Layout is very pulselike, though using four knobs to access parameters and a "cursor" pad to move up and down / left & right to access more functions for the specific line such as selecting Filter lines / the different oscillators etc, this is far removed from the Q Keyboard`s intuitive layout but not that much more of a pain than the Qrack. the readout, two knobs and 4-Inst buttons are standard Q fare as is the wonderful "Peek" button to see the current parameter for any twiddled knob. Extra functions require menu delving accessed by pressing the Edit button and using the big red knob to page through the different pages, Microwave-II style..
Being used to the pulse, I adapted to the Q`s programming quickly and was creating big washes and powerful evolving sounds in minutes without recourse to the manual and only referred to it to confirm how to store patches and access the FX processor`s settings..
If you have heard a Q, you know what to expect and agree with Gordon Reid, Steveo etc about it being more of a wonderful complex digital synth than a "VA" in the JP8000 / Virus / Nord etc mould, it CAN make analogesque type sounds easily, but then so can the Microwave XT, the flexible filter routing, 3-Oscs, 4EGs, audio speed LFOs and FM/Filter FM capabilties and that damn Comb filter are what IMO make the Q series special and it`s now available for less money than the original launch price of the Pulse or indeed the MS2000R if you look carefully!.. Unlike the other Qs, the Micro has dynamic polyphony allocation, this means that if you don`t use processor intensive functions like FM , fast modulations, the FX Processor etc, the Polyphony goes up, up to 25 in fact!. this means that you on occasion can have your cake and eat it, massive 3-Osc pads, basses and sweeps survive nicely with just a bit of reverb (not in the Q`s repotoire) only one filter, simple modulation etc so you get not only sheer power BUT a rise in polyphny also allowing longer release times and more notes or even UNISON Dual mode (giving 6-oscs with STILL more than a QRack would allow in the same mode) good stuff!.
My own personal feeling is that the MicroQ negates the need for the Qrack which hasn`t the control surface of the keyboard version or the compactness / price advantage of the MicroQ and in Germany, the Q-Keyboard is only £300 dearer than the Qrack, the uQ however is £400 cheaper than the Qrack.. What do you lose??. well one of the FX processors is global (and selected by the patch in the first slot) rather like the XT. The lame XMorph function is missing which is no great loss as it was only available to the mod wheel or aftertouch anyway, NOT the mod matrix. The filters are either serial or parallel, where the Q has 127 steps between them (I`d have liked that) and of course the Step sequencer is missing which really is only of any great use to the keyboard version anyway (Who plays with these things when bolted into a rack). The Micro is still expandable where 75 notes of polyphony is possible (the current record for a standalone DSP synth).

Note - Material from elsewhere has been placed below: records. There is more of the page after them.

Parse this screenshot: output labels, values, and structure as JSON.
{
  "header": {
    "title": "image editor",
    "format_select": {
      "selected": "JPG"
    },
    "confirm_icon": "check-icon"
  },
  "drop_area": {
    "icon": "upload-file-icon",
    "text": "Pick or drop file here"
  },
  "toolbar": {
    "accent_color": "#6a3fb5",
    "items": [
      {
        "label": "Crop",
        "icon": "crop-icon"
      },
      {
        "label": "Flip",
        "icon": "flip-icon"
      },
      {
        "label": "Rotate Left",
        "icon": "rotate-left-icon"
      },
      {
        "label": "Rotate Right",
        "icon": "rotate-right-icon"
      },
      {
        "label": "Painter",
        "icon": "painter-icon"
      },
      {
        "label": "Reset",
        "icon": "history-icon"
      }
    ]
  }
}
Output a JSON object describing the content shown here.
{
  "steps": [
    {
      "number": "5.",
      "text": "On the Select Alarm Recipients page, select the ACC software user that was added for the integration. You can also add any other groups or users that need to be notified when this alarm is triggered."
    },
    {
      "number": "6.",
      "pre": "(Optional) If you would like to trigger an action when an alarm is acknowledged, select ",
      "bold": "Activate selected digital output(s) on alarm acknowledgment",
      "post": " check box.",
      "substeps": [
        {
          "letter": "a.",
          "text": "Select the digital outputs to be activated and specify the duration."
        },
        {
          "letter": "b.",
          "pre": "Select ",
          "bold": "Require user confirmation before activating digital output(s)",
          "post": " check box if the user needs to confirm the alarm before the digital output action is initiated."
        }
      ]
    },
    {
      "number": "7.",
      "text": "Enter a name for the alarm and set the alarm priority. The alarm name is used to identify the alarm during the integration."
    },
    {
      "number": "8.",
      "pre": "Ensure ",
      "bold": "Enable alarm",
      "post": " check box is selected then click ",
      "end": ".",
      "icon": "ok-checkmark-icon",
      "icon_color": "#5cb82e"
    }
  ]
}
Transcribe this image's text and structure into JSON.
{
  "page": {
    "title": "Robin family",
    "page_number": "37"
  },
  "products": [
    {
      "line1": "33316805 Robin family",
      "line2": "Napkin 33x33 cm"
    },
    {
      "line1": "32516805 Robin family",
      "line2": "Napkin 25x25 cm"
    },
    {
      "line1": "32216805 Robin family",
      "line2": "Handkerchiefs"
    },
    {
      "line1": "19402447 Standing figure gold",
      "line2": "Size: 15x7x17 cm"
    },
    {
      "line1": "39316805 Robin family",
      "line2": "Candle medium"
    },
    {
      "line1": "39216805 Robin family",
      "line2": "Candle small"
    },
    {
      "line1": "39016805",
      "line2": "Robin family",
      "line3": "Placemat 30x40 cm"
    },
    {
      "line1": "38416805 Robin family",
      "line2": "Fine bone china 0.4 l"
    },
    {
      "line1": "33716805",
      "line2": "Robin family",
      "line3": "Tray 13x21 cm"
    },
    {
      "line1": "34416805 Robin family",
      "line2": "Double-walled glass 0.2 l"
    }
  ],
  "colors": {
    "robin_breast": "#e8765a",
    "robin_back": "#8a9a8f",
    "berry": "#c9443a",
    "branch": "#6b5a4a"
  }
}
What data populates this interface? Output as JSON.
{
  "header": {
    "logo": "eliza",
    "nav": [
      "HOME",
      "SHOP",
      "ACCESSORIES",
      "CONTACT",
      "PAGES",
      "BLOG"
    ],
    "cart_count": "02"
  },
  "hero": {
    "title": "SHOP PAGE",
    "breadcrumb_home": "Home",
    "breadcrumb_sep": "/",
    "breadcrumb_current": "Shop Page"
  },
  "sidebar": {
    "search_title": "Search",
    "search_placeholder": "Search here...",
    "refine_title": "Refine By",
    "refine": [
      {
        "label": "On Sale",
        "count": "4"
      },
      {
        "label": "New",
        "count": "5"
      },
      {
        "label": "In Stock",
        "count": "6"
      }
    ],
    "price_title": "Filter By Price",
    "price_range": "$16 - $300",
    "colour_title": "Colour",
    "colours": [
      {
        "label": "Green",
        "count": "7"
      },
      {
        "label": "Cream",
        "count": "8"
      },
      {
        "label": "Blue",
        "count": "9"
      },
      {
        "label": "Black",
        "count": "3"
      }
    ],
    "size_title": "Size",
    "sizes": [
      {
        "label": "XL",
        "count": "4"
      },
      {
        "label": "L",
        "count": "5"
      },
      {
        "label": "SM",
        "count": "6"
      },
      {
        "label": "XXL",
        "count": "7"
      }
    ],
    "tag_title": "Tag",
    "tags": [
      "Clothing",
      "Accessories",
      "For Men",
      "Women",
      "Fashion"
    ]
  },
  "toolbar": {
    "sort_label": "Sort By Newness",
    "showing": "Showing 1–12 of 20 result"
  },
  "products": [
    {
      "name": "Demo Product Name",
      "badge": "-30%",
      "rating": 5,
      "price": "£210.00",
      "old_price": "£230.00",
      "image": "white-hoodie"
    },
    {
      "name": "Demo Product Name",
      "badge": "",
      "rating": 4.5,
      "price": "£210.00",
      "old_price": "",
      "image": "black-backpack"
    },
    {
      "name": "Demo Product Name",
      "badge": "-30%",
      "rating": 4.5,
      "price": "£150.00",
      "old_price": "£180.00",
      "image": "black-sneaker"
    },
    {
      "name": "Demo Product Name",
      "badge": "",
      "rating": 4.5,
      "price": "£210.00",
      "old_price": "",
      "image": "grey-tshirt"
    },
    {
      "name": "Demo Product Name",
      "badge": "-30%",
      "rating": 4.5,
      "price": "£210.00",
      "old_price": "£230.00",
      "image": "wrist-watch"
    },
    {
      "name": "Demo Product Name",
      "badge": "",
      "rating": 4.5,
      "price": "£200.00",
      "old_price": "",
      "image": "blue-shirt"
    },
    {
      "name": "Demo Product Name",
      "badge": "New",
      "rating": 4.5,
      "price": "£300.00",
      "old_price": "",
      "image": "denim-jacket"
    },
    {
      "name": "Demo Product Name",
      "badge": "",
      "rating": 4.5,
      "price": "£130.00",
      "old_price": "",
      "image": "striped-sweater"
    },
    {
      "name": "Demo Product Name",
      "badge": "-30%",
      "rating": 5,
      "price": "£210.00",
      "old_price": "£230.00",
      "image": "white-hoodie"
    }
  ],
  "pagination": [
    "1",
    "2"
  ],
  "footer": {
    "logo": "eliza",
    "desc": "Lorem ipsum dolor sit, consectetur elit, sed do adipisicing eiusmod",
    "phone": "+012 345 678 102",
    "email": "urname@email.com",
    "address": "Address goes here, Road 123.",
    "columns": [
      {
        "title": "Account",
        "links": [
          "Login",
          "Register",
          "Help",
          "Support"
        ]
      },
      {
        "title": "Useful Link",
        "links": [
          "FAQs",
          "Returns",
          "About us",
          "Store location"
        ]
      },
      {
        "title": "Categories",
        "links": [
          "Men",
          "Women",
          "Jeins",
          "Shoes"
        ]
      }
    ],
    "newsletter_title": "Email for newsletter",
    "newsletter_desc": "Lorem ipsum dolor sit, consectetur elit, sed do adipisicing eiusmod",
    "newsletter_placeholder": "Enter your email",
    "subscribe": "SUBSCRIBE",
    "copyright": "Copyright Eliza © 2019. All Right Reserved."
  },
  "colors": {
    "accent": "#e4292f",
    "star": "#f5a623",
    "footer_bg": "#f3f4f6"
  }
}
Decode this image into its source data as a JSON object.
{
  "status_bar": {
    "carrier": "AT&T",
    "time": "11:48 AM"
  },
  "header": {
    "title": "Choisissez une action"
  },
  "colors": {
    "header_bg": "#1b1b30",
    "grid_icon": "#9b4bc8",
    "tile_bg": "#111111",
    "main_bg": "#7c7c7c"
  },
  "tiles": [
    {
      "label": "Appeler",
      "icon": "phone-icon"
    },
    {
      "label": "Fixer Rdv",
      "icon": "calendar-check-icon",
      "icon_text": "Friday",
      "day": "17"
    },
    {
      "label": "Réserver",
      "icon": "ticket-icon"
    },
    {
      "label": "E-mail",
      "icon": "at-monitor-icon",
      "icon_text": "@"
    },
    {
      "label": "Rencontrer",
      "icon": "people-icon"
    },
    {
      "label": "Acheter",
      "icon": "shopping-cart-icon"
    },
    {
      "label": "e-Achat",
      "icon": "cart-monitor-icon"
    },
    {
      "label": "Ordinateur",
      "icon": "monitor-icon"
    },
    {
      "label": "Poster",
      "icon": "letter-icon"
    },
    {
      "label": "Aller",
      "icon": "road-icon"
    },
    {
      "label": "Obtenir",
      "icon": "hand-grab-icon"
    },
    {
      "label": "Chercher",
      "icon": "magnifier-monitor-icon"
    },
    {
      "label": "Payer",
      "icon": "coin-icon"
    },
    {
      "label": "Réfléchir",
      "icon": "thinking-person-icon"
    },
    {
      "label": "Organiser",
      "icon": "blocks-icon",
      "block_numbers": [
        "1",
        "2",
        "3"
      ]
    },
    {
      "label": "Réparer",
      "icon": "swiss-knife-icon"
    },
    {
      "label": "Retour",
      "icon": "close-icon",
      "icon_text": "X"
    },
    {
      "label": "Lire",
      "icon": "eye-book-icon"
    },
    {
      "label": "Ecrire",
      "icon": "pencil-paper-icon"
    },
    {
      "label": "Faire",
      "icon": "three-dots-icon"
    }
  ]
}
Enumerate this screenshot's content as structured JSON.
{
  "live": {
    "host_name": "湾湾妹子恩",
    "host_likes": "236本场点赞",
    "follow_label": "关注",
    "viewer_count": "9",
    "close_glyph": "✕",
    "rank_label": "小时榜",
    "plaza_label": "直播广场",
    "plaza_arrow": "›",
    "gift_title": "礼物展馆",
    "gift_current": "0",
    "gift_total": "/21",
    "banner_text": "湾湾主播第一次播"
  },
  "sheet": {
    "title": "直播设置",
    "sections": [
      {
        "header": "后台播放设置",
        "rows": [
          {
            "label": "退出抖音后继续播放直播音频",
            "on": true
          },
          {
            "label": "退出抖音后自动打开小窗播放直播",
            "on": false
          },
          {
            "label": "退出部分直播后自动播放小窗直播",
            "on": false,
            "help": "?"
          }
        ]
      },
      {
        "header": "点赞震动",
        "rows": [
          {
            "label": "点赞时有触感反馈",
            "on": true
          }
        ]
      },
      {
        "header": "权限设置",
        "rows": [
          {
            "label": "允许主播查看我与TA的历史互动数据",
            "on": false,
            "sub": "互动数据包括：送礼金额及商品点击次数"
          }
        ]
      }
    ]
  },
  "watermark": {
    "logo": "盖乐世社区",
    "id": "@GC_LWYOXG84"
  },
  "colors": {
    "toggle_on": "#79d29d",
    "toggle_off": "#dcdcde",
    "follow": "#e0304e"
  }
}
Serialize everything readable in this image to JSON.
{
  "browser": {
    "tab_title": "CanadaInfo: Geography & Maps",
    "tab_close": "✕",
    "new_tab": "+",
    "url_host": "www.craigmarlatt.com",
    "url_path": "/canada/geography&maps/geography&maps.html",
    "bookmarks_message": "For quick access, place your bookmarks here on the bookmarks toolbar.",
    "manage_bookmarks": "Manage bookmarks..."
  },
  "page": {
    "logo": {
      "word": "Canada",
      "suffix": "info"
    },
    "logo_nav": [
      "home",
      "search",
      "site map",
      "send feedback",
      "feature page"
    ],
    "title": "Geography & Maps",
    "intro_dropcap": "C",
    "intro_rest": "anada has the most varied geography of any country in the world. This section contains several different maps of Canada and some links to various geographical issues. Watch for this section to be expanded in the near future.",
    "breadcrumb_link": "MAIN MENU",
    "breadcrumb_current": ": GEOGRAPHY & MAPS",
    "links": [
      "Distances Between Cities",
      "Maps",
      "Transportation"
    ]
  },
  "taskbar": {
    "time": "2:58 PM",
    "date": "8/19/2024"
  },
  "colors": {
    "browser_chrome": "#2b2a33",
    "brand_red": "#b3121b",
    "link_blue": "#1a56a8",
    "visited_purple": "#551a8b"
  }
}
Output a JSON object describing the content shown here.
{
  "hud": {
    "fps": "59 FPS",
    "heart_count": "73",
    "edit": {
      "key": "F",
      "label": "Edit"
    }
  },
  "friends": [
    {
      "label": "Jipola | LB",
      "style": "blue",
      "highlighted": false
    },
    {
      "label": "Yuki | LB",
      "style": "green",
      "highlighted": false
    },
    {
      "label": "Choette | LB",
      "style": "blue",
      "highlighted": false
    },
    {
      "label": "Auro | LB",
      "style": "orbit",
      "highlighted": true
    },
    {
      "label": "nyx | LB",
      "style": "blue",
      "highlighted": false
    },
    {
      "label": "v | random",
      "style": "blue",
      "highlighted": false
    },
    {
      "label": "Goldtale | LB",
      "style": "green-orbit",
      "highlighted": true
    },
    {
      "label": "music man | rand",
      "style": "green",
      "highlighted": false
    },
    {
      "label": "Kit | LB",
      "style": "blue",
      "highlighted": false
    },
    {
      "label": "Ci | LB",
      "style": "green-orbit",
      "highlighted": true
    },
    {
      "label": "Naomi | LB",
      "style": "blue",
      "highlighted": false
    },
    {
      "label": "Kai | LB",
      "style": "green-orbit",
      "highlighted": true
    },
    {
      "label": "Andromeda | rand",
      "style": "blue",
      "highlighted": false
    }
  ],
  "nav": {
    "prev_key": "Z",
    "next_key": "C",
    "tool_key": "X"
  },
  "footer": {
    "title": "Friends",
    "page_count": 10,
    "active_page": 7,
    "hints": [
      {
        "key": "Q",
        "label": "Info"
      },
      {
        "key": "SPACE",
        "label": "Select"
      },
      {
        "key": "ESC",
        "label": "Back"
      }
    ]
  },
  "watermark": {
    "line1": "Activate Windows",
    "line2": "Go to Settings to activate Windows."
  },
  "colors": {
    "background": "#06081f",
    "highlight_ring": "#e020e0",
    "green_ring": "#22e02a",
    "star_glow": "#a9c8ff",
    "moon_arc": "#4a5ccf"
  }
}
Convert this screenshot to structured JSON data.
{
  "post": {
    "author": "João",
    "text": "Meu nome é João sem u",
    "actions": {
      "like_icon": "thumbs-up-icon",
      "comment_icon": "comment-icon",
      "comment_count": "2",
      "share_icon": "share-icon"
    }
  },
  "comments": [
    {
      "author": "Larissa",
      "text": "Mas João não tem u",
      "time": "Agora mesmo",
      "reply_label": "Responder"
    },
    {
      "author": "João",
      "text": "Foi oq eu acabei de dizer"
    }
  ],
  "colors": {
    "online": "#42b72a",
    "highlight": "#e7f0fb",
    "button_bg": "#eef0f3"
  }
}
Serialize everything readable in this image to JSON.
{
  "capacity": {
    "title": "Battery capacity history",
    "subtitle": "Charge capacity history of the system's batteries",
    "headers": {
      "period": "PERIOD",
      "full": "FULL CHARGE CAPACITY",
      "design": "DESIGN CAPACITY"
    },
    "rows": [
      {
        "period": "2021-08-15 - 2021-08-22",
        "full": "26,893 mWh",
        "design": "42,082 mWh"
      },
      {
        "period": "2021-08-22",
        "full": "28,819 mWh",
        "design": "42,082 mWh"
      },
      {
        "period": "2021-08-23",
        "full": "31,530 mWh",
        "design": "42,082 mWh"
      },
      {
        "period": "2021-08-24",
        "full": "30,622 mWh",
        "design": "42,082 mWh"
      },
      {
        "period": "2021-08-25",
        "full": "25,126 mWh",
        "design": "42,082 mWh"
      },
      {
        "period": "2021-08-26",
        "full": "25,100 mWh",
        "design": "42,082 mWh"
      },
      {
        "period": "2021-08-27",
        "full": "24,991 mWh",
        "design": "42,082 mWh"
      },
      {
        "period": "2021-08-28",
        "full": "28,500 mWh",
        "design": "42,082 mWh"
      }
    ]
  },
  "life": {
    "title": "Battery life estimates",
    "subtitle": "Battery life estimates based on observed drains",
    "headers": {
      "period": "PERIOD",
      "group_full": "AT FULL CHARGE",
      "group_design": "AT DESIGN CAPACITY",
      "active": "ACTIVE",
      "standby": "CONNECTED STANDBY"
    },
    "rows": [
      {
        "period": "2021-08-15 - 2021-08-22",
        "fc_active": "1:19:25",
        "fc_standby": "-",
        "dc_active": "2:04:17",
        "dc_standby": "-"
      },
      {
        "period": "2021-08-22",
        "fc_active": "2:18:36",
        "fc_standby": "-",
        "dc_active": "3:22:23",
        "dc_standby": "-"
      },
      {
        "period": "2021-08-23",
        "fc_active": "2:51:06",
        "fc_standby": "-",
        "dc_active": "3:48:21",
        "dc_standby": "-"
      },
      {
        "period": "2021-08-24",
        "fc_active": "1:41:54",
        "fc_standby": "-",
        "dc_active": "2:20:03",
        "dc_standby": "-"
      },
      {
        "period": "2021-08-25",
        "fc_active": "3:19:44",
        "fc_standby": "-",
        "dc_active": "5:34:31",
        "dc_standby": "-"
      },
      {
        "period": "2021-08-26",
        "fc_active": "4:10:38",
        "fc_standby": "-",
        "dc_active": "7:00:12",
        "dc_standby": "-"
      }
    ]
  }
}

It is possible that due to the Micro-Q`s lack of DSP horsepower, the Q might evolve beyond it`s capabilities in the synthesis department, but we all know Waldorf and can`t see this happening. It`s best to buy a synth for what is there now, not what may be in the future and on this score, the Micro-Q is about the biggest bargain out there..
Links for the Waldorf MicroQ
Try the Waldorf links page for more..